Over the past several months, we've pushed our C5 Z06 through its paces by entering a number of autocross events, and the one thing we've learned above everything else is that the more seat time you get the better you become.
For some-including us-it's a little intimidating to try something new. At first, it seemed like half the time we were concentrating more on trying to not look foolish than actually putting our efforts into wheeling through the course. We've managed to get over it, and now it's just a great atmosphere where you can get a lot of seat time and it's only as competitive as you make it (more so for some), but that's the beauty of it. Unless you're running a particular SCCA class, you have the option of hitting up a wide variety of events ranging from Optima's qualifiers for the Ultimate Street Car series to any number of Goodguys shows.
One thing we learned is that the Z is an extremely capable corner carver with limits above the skill levels of the monkeys behind the wheel-us. Baby steps are what it's all about, and rather than upgrade anything on the chassis just yet, we decided to get some tips from the good folks from the Evolution Performance Driving School, commonly referred as Evo school.
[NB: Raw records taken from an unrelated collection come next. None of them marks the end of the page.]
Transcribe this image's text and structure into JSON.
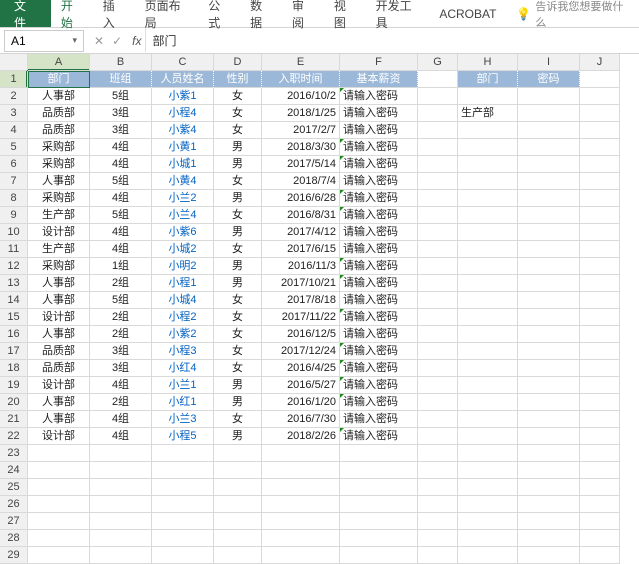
{
  "ribbon": {
    "file": "文件",
    "tabs": [
      "开始",
      "插入",
      "页面布局",
      "公式",
      "数据",
      "审阅",
      "视图",
      "开发工具",
      "ACROBAT"
    ],
    "tellme": "告诉我您想要做什么"
  },
  "namebox": "A1",
  "formula": "部门",
  "columns": [
    "A",
    "B",
    "C",
    "D",
    "E",
    "F",
    "G",
    "H",
    "I",
    "J"
  ],
  "headers": [
    "部门",
    "班组",
    "人员姓名",
    "性别",
    "入职时间",
    "基本薪资"
  ],
  "headers2": [
    "部门",
    "密码"
  ],
  "lookup_value": "生产部",
  "rows": [
    {
      "dept": "人事部",
      "team": "5组",
      "name": "小紫1",
      "gender": "女",
      "date": "2016/10/2",
      "pay": "请输入密码",
      "flag": true
    },
    {
      "dept": "品质部",
      "team": "3组",
      "name": "小程4",
      "gender": "女",
      "date": "2018/1/25",
      "pay": "请输入密码",
      "flag": false
    },
    {
      "dept": "品质部",
      "team": "3组",
      "name": "小紫4",
      "gender": "女",
      "date": "2017/2/7",
      "pay": "请输入密码",
      "flag": false
    },
    {
      "dept": "采购部",
      "team": "4组",
      "name": "小黄1",
      "gender": "男",
      "date": "2018/3/30",
      "pay": "请输入密码",
      "flag": true
    },
    {
      "dept": "采购部",
      "team": "4组",
      "name": "小城1",
      "gender": "男",
      "date": "2017/5/14",
      "pay": "请输入密码",
      "flag": true
    },
    {
      "dept": "人事部",
      "team": "5组",
      "name": "小黄4",
      "gender": "女",
      "date": "2018/7/4",
      "pay": "请输入密码",
      "flag": false
    },
    {
      "dept": "采购部",
      "team": "4组",
      "name": "小兰2",
      "gender": "男",
      "date": "2016/6/28",
      "pay": "请输入密码",
      "flag": true
    },
    {
      "dept": "生产部",
      "team": "5组",
      "name": "小兰4",
      "gender": "女",
      "date": "2016/8/31",
      "pay": "请输入密码",
      "flag": true
    },
    {
      "dept": "设计部",
      "team": "4组",
      "name": "小紫6",
      "gender": "男",
      "date": "2017/4/12",
      "pay": "请输入密码",
      "flag": false
    },
    {
      "dept": "生产部",
      "team": "4组",
      "name": "小城2",
      "gender": "女",
      "date": "2017/6/15",
      "pay": "请输入密码",
      "flag": false
    },
    {
      "dept": "采购部",
      "team": "1组",
      "name": "小明2",
      "gender": "男",
      "date": "2016/11/3",
      "pay": "请输入密码",
      "flag": true
    },
    {
      "dept": "人事部",
      "team": "2组",
      "name": "小程1",
      "gender": "男",
      "date": "2017/10/21",
      "pay": "请输入密码",
      "flag": true
    },
    {
      "dept": "人事部",
      "team": "5组",
      "name": "小城4",
      "gender": "女",
      "date": "2017/8/18",
      "pay": "请输入密码",
      "flag": false
    },
    {
      "dept": "设计部",
      "team": "2组",
      "name": "小程2",
      "gender": "女",
      "date": "2017/11/22",
      "pay": "请输入密码",
      "flag": true
    },
    {
      "dept": "人事部",
      "team": "2组",
      "name": "小紫2",
      "gender": "女",
      "date": "2016/12/5",
      "pay": "请输入密码",
      "flag": false
    },
    {
      "dept": "品质部",
      "team": "3组",
      "name": "小程3",
      "gender": "女",
      "date": "2017/12/24",
      "pay": "请输入密码",
      "flag": true
    },
    {
      "dept": "品质部",
      "team": "3组",
      "name": "小红4",
      "gender": "女",
      "date": "2016/4/25",
      "pay": "请输入密码",
      "flag": true
    },
    {
      "dept": "设计部",
      "team": "4组",
      "name": "小兰1",
      "gender": "男",
      "date": "2016/5/27",
      "pay": "请输入密码",
      "flag": true
    },
    {
      "dept": "人事部",
      "team": "2组",
      "name": "小红1",
      "gender": "男",
      "date": "2016/1/20",
      "pay": "请输入密码",
      "flag": true
    },
    {
      "dept": "人事部",
      "team": "4组",
      "name": "小兰3",
      "gender": "女",
      "date": "2016/7/30",
      "pay": "请输入密码",
      "flag": false
    },
    {
      "dept": "设计部",
      "team": "4组",
      "name": "小程5",
      "gender": "男",
      "date": "2018/2/26",
      "pay": "请输入密码",
      "flag": true
    }
  ],
  "empty_rows": [
    23,
    24,
    25,
    26,
    27,
    28,
    29
  ]
}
You'll be happy to know that the Evo school is held all over the country, making it relatively easy to find a course in your area to sign up for. And because you're required to drive your own vehicle it makes it that much more affordable. You'll have to check the schedule for dates near you, but we've seen the price average at about $250 for the Phase 1 or 2 courses, and as low as $470 for complete Phase 1 and 2 package. Classes are offered for teens and a more advanced Phase 3 course is also available; we'll leave it to you to find the details on their website. We're going to focus on the course we attended: Phase 1.
Our Phase 1 course was a day-long experience where we got a lot-and we mean a lot-of seat time, thanks in large part to the event's watertight planning. From the moment we arrived, our instructors and head honcho Mike "Junior" Johnson explained the details of the day and they followed it precisely. The day consisted of morning and afternoon sessions with a series of solo drives along with the instructors. If your driving skills are a little more advanced, then the Phase 1 makes for a great refresher. For newbies like us, this course was perfect as it features a combination of race-proven skills, concepts, and techniques to help improve the performance of everyone involved. If you listen well and take heed of their advice, by the end of the day you should see your time improve greatly.
Making our course a bit more interesting was the heavy rain the night before. Even in the morning we experienced a little bit of a drizzle and half expected the school to be called off for the day. It's a good thing we went, because these guys run rain or shine. In reality, the wet grounds only added to the instruction and we got a rare chance to experience a range of road conditions. By the afternoon session, the sun was out and everyone was flying.
In the end, we learned a lot and there was only one drawback: we didn't sign up for the following day's Phase 2 session. That's all right, because you better believe we're signing up the next time the Evo school comes to our neighborhood!
What We Did
Spent the day with national-caliber driving instructors
What We Learned
The key to being fast is driving smoother